Putting their brand, indiscriminately, on any retail item (regardless of whether it was healthy or not) gave rise to the pinkwashing backlash. Not only was the appropriateness of the various cobrandings questioned by many, but also the efficacy of the fundraising and their aggressive trademark practices.

The last straw, for me, was when they launched their own line of perfume which Breast Cancer Action claimed contains cancer-causing compounds.

Increasingly, this organization seems to operate like any big brand, with a ruthless desire to grow its influence, generate revenue, and eliminate competition. Is that really what cause marketing is supposed to be about?

Their response:

"Research doesn’t come cheap. We need to raise money, and we’re not apologetic about it,” [spokesperson Leslie] Aun said. Komen, founded in 1982, has contributed $685 million to breast cancer research and $1.3 billion to community programs that help with mammograms, transportation and other needs, Aun said. Komen would love not to have to do marketing, but that simply is not realistic, she said. 
“We don’t think there’s enough pink. We’re able to make those investments in research because of programs like that.”

But much of Komen's credibility as a serious champion of women's health collapsed this week when it was learned that they decided to stop funding breast screening for low-income women through Planned Parenthood.

The politics are ugly. The anti-abortion lobby in the United States has been trying to shut down planned parenthood for the past couple of years, convincing governments to defund its health operations because they include the provision of abortions (in addition to birth control and many other community health services).

According to the Washington Post, two women can be credited with Komen going political and joining the ranks of the American pro-life movement. Komen's Vice President for Policy for the past year, Karen Handel, is a politician who made a run at the Governorship of Georgia on an anti-abortion ticket. And then there's Americans United for Life President Charmaine Yoest, who is responsible for Planned Parenthood being investigated by the Energy and Commerce Committee — giving Komen the excuse to defund.

Oh, and what's this?

"Immediately after hearing the news of the Komen Foundation’s decision to withdraw its funding from Planned Parenthood, breast cancer survivor Dr. Charmaine Yoest registered 'Team Life' and pledged to rejoin the Global Race for the Cure in Washington, D.C. on June 2, 2012. 
'The Komen Foundation’s decision to disassociate itself from the scandal-ridden abortion provider should be applauded and encouraged by pro-life women across the country,' said Dr. Yoest."
This decision by Komen to firmly entrench itself in the politics of reproductive choice will be a fateful one. It will certainly lead to more support by those who side with the decision. But what about the millions of "mainstream" supporters — including many women's health groups — who were happily buying pink and doing fundraising as an apolitical feel-good move? Do they really want to have to choose sides?

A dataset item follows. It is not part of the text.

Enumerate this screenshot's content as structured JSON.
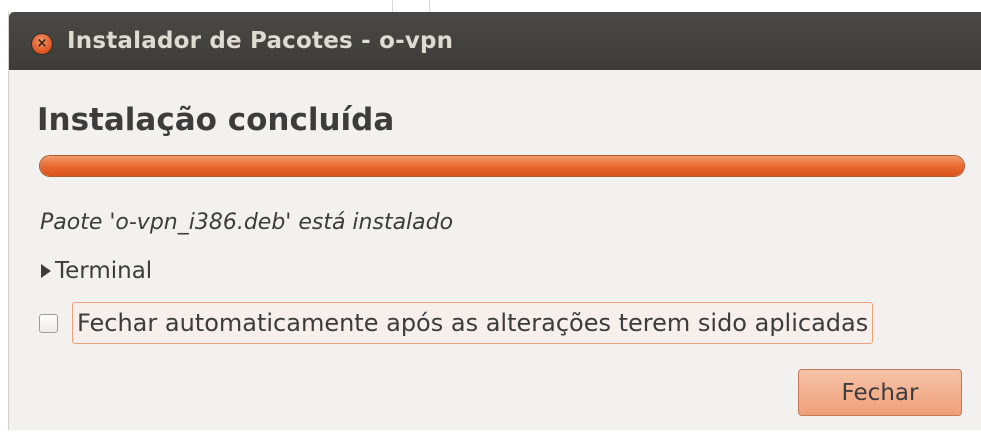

The backlash has already begun.

There is an interesting result of all the media frenzy, though. Gothamist reports that through online networking alone, Planned Parenthood was able to raise $650,000 (the number keeps going up) in private donations in just 24 hours. Last year, Komen's funding was $680,000.

With government funding for not-for-profits on the decline anyway, Planned Parenthood may want to look to social media fundraising as the way of the future.

UPDATE: Mashable reports that Komen has also pissed off the hacker community:


1 comment:

  1. Have you heard that they're even marketing handguns? With a pink top. Labels "handguns for hope".